Component data from apps and pages:
****************************************

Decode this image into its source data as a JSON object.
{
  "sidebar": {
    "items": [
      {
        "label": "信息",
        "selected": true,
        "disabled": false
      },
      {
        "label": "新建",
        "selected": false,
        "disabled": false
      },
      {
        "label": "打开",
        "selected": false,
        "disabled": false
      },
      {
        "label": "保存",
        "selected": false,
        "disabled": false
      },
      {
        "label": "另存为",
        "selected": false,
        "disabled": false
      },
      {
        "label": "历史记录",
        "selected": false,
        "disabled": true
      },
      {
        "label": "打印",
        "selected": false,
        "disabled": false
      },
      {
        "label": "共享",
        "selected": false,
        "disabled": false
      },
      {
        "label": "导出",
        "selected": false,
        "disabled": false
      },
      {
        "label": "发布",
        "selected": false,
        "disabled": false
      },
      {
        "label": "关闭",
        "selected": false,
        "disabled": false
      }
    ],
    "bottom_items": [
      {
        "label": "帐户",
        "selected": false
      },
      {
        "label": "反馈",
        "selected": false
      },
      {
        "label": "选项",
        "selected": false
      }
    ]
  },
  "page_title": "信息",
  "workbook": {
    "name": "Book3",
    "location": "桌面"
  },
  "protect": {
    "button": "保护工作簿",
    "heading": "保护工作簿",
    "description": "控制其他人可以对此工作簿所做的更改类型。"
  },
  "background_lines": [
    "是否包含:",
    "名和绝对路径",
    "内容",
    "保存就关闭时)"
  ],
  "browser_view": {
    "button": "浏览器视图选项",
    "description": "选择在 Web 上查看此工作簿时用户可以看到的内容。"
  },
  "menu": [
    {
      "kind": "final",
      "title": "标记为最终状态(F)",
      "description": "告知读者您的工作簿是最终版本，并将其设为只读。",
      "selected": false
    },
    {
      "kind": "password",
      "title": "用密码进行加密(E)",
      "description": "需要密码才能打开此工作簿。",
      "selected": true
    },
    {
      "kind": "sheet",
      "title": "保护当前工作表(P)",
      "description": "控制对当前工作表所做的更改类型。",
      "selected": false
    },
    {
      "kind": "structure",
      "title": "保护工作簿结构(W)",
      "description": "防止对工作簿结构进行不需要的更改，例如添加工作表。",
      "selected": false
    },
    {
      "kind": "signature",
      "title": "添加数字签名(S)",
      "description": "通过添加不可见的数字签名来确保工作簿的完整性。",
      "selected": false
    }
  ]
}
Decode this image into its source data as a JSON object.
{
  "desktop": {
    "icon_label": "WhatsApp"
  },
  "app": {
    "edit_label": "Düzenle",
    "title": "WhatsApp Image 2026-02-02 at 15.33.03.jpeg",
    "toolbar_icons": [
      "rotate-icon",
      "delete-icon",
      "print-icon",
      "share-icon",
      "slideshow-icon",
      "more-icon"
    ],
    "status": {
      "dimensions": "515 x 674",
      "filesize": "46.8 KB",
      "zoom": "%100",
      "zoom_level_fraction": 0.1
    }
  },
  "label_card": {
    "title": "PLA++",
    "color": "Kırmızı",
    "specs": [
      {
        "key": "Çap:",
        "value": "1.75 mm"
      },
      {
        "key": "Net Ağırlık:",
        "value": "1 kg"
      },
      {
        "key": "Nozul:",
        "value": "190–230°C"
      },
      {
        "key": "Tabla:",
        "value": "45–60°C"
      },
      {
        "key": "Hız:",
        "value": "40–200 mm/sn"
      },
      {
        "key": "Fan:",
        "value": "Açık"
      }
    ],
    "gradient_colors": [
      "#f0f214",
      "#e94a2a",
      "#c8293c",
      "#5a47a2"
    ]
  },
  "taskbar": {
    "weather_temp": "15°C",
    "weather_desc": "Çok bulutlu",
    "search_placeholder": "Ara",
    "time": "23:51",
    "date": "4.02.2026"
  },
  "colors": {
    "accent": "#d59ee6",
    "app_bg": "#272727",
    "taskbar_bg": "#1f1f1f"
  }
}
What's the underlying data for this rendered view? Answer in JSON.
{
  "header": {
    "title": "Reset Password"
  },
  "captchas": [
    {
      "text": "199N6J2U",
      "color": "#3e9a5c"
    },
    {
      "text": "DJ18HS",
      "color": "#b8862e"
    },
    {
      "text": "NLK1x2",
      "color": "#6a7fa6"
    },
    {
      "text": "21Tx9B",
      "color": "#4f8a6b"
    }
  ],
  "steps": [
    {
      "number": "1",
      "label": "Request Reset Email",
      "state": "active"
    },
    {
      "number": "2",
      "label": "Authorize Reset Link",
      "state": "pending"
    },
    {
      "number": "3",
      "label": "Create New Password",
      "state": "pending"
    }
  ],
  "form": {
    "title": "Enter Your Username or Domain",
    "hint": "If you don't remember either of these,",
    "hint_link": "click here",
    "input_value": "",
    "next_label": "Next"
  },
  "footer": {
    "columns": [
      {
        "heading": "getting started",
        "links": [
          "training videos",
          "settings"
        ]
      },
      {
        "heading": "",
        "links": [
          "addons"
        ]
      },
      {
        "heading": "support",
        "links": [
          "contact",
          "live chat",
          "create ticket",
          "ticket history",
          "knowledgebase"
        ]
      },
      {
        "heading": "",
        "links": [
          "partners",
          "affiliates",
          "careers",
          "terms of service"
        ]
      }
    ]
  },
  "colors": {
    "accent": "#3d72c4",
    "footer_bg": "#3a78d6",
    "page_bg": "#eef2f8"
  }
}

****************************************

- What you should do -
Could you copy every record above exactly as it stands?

- Task response -
Decode this image into its source data as a JSON object.
{
  "sidebar": {
    "items": [
      {
        "label": "信息",
        "selected": true,
        "disabled": false
      },
      {
        "label": "新建",
        "selected": false,
        "disabled": false
      },
      {
        "label": "打开",
        "selected": false,
        "disabled": false
      },
      {
        "label": "保存",
        "selected": false,
        "disabled": false
      },
      {
        "label": "另存为",
        "selected": false,
        "disabled": false
      },
      {
        "label": "历史记录",
        "selected": false,
        "disabled": true
      },
      {
        "label": "打印",
        "selected": false,
        "disabled": false
      },
      {
        "label": "共享",
        "selected": false,
        "disabled": false
      },
      {
        "label": "导出",
        "selected": false,
        "disabled": false
      },
      {
        "label": "发布",
        "selected": false,
        "disabled": false
      },
      {
        "label": "关闭",
        "selected": false,
        "disabled": false
      }
    ],
    "bottom_items": [
      {
        "label": "帐户",
        "selected": false
      },
      {
        "label": "反馈",
        "selected": false
      },
      {
        "label": "选项",
        "selected": false
      }
    ]
  },
  "page_title": "信息",
  "workbook": {
    "name": "Book3",
    "location": "桌面"
  },
  "protect": {
    "button": "保护工作簿",
    "heading": "保护工作簿",
    "description": "控制其他人可以对此工作簿所做的更改类型。"
  },
  "background_lines": [
    "是否包含:",
    "名和绝对路径",
    "内容",
    "保存就关闭时)"
  ],
  "browser_view": {
    "button": "浏览器视图选项",
    "description": "选择在 Web 上查看此工作簿时用户可以看到的内容。"
  },
  "menu": [
    {
      "kind": "final",
      "title": "标记为最终状态(F)",
      "description": "告知读者您的工作簿是最终版本，并将其设为只读。",
      "selected": false
    },
    {
      "kind": "password",
      "title": "用密码进行加密(E)",
      "description": "需要密码才能打开此工作簿。",
      "selected": true
    },
    {
      "kind": "sheet",
      "title": "保护当前工作表(P)",
      "description": "控制对当前工作表所做的更改类型。",
      "selected": false
    },
    {
      "kind": "structure",
      "title": "保护工作簿结构(W)",
      "description": "防止对工作簿结构进行不需要的更改，例如添加工作表。",
      "selected": false
    },
    {
      "kind": "signature",
      "title": "添加数字签名(S)",
      "description": "通过添加不可见的数字签名来确保工作簿的完整性。",
      "selected": false
    }
  ]
}
Decode this image into its source data as a JSON object.
{
  "desktop": {
    "icon_label": "WhatsApp"
  },
  "app": {
    "edit_label": "Düzenle",
    "title": "WhatsApp Image 2026-02-02 at 15.33.03.jpeg",
    "toolbar_icons": [
      "rotate-icon",
      "delete-icon",
      "print-icon",
      "share-icon",
      "slideshow-icon",
      "more-icon"
    ],
    "status": {
      "dimensions": "515 x 674",
      "filesize": "46.8 KB",
      "zoom": "%100",
      "zoom_level_fraction": 0.1
    }
  },
  "label_card": {
    "title": "PLA++",
    "color": "Kırmızı",
    "specs": [
      {
        "key": "Çap:",
        "value": "1.75 mm"
      },
      {
        "key": "Net Ağırlık:",
        "value": "1 kg"
      },
      {
        "key": "Nozul:",
        "value": "190–230°C"
      },
      {
        "key": "Tabla:",
        "value": "45–60°C"
      },
      {
        "key": "Hız:",
        "value": "40–200 mm/sn"
      },
      {
        "key": "Fan:",
        "value": "Açık"
      }
    ],
    "gradient_colors": [
      "#f0f214",
      "#e94a2a",
      "#c8293c",
      "#5a47a2"
    ]
  },
  "taskbar": {
    "weather_temp": "15°C",
    "weather_desc": "Çok bulutlu",
    "search_placeholder": "Ara",
    "time": "23:51",
    "date": "4.02.2026"
  },
  "colors": {
    "accent": "#d59ee6",
    "app_bg": "#272727",
    "taskbar_bg": "#1f1f1f"
  }
}
What's the underlying data for this rendered view? Answer in JSON.
{
  "header": {
    "title": "Reset Password"
  },
  "captchas": [
    {
      "text": "199N6J2U",
      "color": "#3e9a5c"
    },
    {
      "text": "DJ18HS",
      "color": "#b8862e"
    },
    {
      "text": "NLK1x2",
      "color": "#6a7fa6"
    },
    {
      "text": "21Tx9B",
      "color": "#4f8a6b"
    }
  ],
  "steps": [
    {
      "number": "1",
      "label": "Request Reset Email",
      "state": "active"
    },
    {
      "number": "2",
      "label": "Authorize Reset Link",
      "state": "pending"
    },
    {
      "number": "3",
      "label": "Create New Password",
      "state": "pending"
    }
  ],
  "form": {
    "title": "Enter Your Username or Domain",
    "hint": "If you don't remember either of these,",
    "hint_link": "click here",
    "input_value": "",
    "next_label": "Next"
  },
  "footer": {
    "columns": [
      {
        "heading": "getting started",
        "links": [
          "training videos",
          "settings"
        ]
      },
      {
        "heading": "",
        "links": [
          "addons"
        ]
      },
      {
        "heading": "support",
        "links": [
          "contact",
          "live chat",
          "create ticket",
          "ticket history",
          "knowledgebase"
        ]
      },
      {
        "heading": "",
        "links": [
          "partners",
          "affiliates",
          "careers",
          "terms of service"
        ]
      }
    ]
  },
  "colors": {
    "accent": "#3d72c4",
    "footer_bg": "#3a78d6",
    "page_bg": "#eef2f8"
  }
}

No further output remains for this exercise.